Ottawa man takes role in regional Somali government

An Ottawa man is returning to his native Somalia to take a position in a regional government attempting to establish a foothold in an area under the control of militants and hard-hit by famine.

An Ottawa man is returning to his native Somalia to take a position in a regional government attempting to establish a foothold in an area under the control of militants and hard-hit by famine.

Raage Haji Mohamed came to Canada as a refugee 20 years ago and has been heavily involved in the Ottawa Somali community, serving as director of the Somali centre for three years and working with aid groups, including Oxfam and Save the Children.

Last year, a group of Somalis led by former defence minister Mohamed Abdi Gandhi established the semiautonomous state of Azania — also called Jubaland — which stretches from Ethiopia to the Indian Ocean in the country's southwest and encompasses Somalia's entire border with Kenya.

Mohamed was one of 40 deputies nominated by their clans to the regional assembly and he is planning to travel to Kenya in a few months to prepare to return to Somalia.

Azania, however, is a state in name only, as much of the region, including the proposed capital, is currently under the control of al-Shabaab, a militant group linked to al-Qaeda.
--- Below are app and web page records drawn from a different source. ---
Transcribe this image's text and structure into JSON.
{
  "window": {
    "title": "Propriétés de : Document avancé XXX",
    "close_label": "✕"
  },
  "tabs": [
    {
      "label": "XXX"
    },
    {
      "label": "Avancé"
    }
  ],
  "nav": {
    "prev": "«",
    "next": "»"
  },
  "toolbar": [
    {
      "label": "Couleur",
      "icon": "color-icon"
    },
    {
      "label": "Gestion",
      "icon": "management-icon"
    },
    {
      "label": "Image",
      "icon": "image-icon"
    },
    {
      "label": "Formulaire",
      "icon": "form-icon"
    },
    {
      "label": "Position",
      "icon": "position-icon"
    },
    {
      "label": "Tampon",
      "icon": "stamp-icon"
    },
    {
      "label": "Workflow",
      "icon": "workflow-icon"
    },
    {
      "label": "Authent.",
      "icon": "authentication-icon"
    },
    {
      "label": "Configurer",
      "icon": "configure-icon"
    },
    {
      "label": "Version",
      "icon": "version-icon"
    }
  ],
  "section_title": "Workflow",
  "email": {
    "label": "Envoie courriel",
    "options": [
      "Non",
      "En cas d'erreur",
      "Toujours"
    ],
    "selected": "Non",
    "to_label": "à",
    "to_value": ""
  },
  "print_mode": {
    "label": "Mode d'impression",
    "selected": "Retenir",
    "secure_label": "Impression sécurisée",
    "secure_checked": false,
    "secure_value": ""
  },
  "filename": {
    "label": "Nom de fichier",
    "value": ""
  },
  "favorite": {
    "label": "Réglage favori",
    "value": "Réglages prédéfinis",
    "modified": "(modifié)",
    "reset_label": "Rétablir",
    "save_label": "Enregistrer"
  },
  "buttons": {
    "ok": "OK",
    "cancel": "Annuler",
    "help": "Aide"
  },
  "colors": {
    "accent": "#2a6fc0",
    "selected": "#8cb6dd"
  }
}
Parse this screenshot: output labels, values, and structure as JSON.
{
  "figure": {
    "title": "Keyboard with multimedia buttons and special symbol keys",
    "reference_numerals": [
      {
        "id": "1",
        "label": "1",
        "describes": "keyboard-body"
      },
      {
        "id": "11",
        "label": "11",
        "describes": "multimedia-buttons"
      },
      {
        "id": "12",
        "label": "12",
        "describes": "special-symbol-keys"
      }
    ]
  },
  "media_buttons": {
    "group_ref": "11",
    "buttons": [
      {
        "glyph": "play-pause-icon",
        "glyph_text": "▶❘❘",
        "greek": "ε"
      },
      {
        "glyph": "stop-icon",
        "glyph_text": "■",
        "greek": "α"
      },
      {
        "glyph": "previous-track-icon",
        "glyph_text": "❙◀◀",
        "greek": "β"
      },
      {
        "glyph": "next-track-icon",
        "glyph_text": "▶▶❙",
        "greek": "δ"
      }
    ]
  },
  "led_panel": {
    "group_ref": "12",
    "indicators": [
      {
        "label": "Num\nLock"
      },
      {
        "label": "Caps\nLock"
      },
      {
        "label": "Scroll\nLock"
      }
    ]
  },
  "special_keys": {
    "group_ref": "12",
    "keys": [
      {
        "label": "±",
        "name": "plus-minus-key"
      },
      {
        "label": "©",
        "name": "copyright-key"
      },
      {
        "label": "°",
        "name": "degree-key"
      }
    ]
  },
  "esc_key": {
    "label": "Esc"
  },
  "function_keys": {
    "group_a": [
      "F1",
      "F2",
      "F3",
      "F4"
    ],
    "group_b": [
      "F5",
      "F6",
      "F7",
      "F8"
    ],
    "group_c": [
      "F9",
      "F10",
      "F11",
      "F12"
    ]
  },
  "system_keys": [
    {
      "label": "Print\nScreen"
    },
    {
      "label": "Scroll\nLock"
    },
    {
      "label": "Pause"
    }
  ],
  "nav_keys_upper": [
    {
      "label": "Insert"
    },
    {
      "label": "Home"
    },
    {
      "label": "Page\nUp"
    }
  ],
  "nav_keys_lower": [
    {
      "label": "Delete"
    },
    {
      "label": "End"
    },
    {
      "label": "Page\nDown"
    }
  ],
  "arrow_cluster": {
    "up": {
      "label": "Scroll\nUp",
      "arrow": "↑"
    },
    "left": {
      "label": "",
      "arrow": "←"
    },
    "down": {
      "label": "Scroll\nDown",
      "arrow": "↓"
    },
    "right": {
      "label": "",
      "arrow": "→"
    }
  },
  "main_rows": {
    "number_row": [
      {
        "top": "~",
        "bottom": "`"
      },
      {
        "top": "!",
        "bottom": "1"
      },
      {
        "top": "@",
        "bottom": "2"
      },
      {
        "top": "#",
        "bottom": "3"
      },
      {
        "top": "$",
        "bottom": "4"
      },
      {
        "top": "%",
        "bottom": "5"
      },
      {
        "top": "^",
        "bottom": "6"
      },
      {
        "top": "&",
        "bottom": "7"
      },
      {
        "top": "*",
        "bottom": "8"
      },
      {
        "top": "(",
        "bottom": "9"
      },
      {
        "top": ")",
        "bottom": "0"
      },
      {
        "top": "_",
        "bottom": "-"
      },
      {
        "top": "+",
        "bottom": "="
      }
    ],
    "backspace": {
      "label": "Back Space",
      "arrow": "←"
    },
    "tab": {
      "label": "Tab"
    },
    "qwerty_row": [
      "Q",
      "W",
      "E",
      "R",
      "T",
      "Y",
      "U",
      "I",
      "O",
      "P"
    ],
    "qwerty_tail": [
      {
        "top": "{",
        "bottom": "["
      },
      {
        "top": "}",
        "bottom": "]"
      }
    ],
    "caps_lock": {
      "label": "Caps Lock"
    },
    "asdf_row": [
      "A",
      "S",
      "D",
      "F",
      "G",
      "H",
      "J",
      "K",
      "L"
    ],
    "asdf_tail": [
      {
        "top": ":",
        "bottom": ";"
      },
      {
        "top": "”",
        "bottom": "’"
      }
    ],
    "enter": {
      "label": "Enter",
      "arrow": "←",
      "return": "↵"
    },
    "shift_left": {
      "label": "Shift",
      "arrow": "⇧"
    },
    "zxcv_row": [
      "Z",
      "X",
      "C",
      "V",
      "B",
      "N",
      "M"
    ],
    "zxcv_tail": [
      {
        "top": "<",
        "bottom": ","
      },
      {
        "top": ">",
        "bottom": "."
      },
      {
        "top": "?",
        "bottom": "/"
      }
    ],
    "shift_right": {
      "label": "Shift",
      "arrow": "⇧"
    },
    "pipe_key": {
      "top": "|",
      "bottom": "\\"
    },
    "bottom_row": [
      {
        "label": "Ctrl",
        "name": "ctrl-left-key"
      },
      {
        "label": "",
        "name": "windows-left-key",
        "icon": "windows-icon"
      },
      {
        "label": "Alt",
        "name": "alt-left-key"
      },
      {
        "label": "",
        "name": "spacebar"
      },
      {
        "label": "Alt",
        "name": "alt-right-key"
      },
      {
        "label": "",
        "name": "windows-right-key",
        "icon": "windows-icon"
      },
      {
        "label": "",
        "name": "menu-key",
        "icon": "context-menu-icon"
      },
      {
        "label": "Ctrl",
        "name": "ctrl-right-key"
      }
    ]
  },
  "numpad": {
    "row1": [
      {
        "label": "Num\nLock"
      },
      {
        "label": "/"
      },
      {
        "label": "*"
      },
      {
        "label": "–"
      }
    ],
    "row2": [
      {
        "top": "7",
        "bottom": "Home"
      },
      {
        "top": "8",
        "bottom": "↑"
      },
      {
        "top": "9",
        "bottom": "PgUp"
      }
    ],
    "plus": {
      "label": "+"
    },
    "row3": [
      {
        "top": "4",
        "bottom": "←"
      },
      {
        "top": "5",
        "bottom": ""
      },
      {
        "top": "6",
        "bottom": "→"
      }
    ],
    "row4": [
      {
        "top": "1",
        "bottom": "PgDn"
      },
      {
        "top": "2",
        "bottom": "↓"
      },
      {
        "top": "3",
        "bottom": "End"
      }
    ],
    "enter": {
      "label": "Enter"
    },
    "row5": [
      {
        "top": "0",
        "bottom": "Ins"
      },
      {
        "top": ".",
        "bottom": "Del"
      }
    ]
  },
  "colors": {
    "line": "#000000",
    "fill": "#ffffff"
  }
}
"Yes, there is risk," said Mohamed.

"There will be targeted assassinations and suicide bombs. But I think it shouldn't stop. Whoever is left will continue. There's this proverb in the Somali tradition that says when people get together they can fix a crack in the sky."

The region itself is facing tremendous upheaval.

More than 130,000 people have already fled Somalia for Ethiopia and Kenya in the first six months of 2011, according to the United Nations. Ongoing drought, combined with war and spiralling food prices has led to the worst famine in the war-torn country since 1992, when hundreds of thousands starved to death.

In particular, the refugee camp near Dadaab, Kenya has swollen in size as people cross over from the Azania region.

Regional government backed by troops

Mohamed said the region has been one of the hardest hit in Somalia, which has not had a functioning government since 1991. The port city of Kismaayo, for example, has changed hands more than 15 times in the last 20 years, he said.

The relative stability of a number of regional states in the country's northern region gives him hope that they can be successful too.

Mohamed said he is preparing to fly to Kenya, where the new regional government will assemble. With the aid of some 4,000 troops trained in Kenya, the regional government hopes to advance into Somalia and take back the area.

Mohamed said the mission is an urgent one, saying that al-Shabaab has turned a drought into a catastrophic famine by banning aid groups.

"Was it that bad in terms of the rain and all that? Yes, probably," said Mohamed. "But this famine has been created by al-Shabaab and its leadership. And they're liable for it, cutting people's hands off and doing all those things in the name of religion and Sharia, and hanging them in the streets to terrorize everybody to death."

Mohamed said family and friends have questioned his decision to return, saying they needed some convincing.

"I have been doing [community services] most of my life ... whether it's back home or in Africa or here. This is very much an extension of that. Yes, yes, it's more dangerous and there's some risk that's involved. But I think it's worth taking."

With files from the CBC's Evan Dyer